Available data: Begin
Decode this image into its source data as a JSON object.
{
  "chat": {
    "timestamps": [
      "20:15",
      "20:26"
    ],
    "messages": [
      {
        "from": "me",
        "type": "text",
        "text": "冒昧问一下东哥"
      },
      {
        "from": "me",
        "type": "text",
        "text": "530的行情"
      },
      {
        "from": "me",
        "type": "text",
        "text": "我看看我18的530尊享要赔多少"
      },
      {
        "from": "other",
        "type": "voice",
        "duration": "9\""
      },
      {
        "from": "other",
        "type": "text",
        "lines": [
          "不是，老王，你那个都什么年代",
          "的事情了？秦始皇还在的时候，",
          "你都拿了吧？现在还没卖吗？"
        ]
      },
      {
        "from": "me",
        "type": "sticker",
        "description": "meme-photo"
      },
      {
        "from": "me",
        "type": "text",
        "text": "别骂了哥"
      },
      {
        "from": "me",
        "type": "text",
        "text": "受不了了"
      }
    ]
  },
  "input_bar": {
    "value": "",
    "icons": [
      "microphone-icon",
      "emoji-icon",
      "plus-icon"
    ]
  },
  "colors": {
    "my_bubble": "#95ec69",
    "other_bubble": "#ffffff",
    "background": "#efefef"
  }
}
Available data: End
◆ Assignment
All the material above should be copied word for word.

◆ Output of the task
Decode this image into its source data as a JSON object.
{
  "chat": {
    "timestamps": [
      "20:15",
      "20:26"
    ],
    "messages": [
      {
        "from": "me",
        "type": "text",
        "text": "冒昧问一下东哥"
      },
      {
        "from": "me",
        "type": "text",
        "text": "530的行情"
      },
      {
        "from": "me",
        "type": "text",
        "text": "我看看我18的530尊享要赔多少"
      },
      {
        "from": "other",
        "type": "voice",
        "duration": "9\""
      },
      {
        "from": "other",
        "type": "text",
        "lines": [
          "不是，老王，你那个都什么年代",
          "的事情了？秦始皇还在的时候，",
          "你都拿了吧？现在还没卖吗？"
        ]
      },
      {
        "from": "me",
        "type": "sticker",
        "description": "meme-photo"
      },
      {
        "from": "me",
        "type": "text",
        "text": "别骂了哥"
      },
      {
        "from": "me",
        "type": "text",
        "text": "受不了了"
      }
    ]
  },
  "input_bar": {
    "value": "",
    "icons": [
      "microphone-icon",
      "emoji-icon",
      "plus-icon"
    ]
  },
  "colors": {
    "my_bubble": "#95ec69",
    "other_bubble": "#ffffff",
    "background": "#efefef"
  }
}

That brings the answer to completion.